For some, the new parking rules which come into force next week will be welcomed.
Brighton and Hove City Council said the charges in Preston Park, Brighton, will prevent the park being used as a car park by commuters.
The authority also says it will free up space for park users.
Meanwhile, opponents say the fee hike is “extortionate”.
Until now there have been no controls on parking in internal roads within Preston Park.
A council spokesman said the move was in response to calls for a clampdown on drivers parking there for free while they go to work or go shopping.
Parking will be limited to two areas of the park, known as The Gallop and The Ride. All other areas of the park, with the exception of some disabled parking bays, will be pedestrian only zones.

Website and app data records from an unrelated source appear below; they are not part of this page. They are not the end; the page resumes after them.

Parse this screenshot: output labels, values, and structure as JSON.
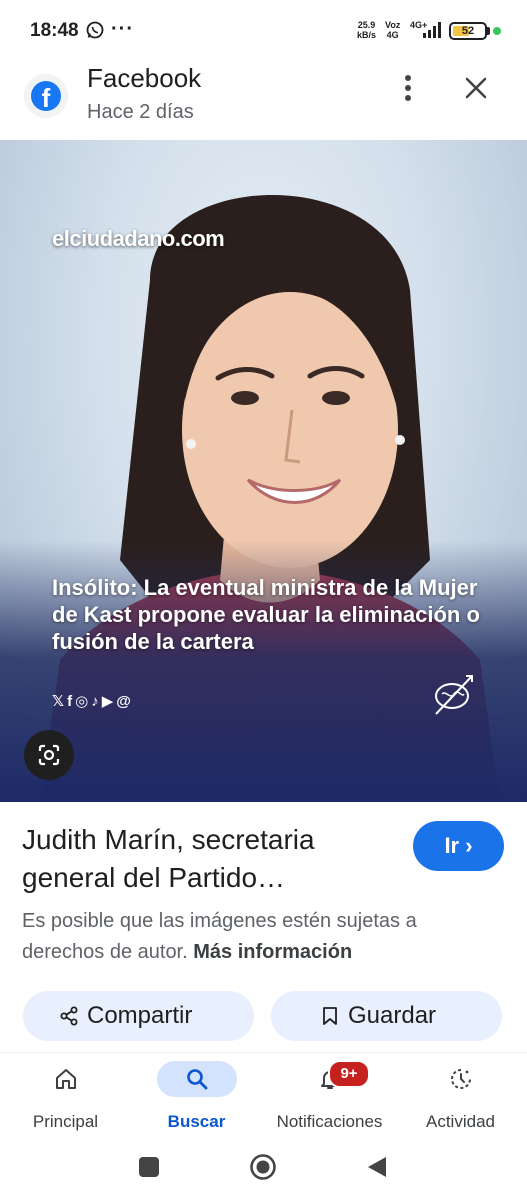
{
  "status_bar": {
    "time": "18:48",
    "dots": "···",
    "net_speed_value": "25.9",
    "net_speed_unit": "kB/s",
    "volte_top": "Voz",
    "volte_bottom": "4G",
    "lte": "4G+",
    "battery": "52"
  },
  "header": {
    "source": "Facebook",
    "time_ago": "Hace 2 días",
    "logo_letter": "f"
  },
  "image": {
    "watermark": "elciudadano.com",
    "headline": "Insólito: La eventual ministra de la Mujer de Kast propone evaluar la eliminación o fusión de la cartera",
    "social": [
      "𝕏",
      "f",
      "◎",
      "♪",
      "▶",
      "@"
    ]
  },
  "result": {
    "title": "Judith Marín, secretaria general del Partido…",
    "go_label": "Ir ›",
    "copyright_text": "Es posible que las imágenes estén sujetas a derechos de autor.",
    "more_info": "Más información"
  },
  "actions": {
    "share": "Compartir",
    "save": "Guardar"
  },
  "bottom_nav": {
    "items": [
      {
        "label": "Principal",
        "icon": "home-icon"
      },
      {
        "label": "Buscar",
        "icon": "search-icon",
        "active": true
      },
      {
        "label": "Notificaciones",
        "icon": "bell-icon",
        "badge": "9+"
      },
      {
        "label": "Actividad",
        "icon": "activity-icon"
      }
    ]
  },
  "colors": {
    "accent": "#1a73e8",
    "chip_bg": "#e8f0fe",
    "active_nav": "#d3e3fd",
    "badge": "#c5221f",
    "facebook": "#1877f2"
  }
}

Charges will apply daily from 9am to 6pm, with up to one hour costing 50p and up to six hours costing £3.
But resident Leia Monsoon, who raised a petition against the charges with 252 signatures, said: “I am fed up with this council trying to squeeze more money out of us and doing so by giving us reasons which frankly insult our intelligence.
“The council say there is a problem with parking in Preston Park.
"This is because of their seriously flawed parking scheme in the nearby roads, with extortionate costs to pay and display which means bays are empty most of the time.
“The reason they want to charge to park in Preston Park is to raise money, and then push cars into parking in the Surrenden Road area, so they can justify trying to have a parking scheme there too.”
The maximum length of stay for on-street parking along part of nearby Preston Park Avenue is being extended from four to 11 hours from Monday, to give commuters somewhere else to park.
Councillor Pete West, chairman of the council’s economic development and sustainability committee, said: “I appreciate there is some concern over the introduction of charges, but we cannot leave things as they are.
“We have considered objections, and dropped plans for evening charges as a result, and we will monitor the scheme closely to see how it works and review it after six months.”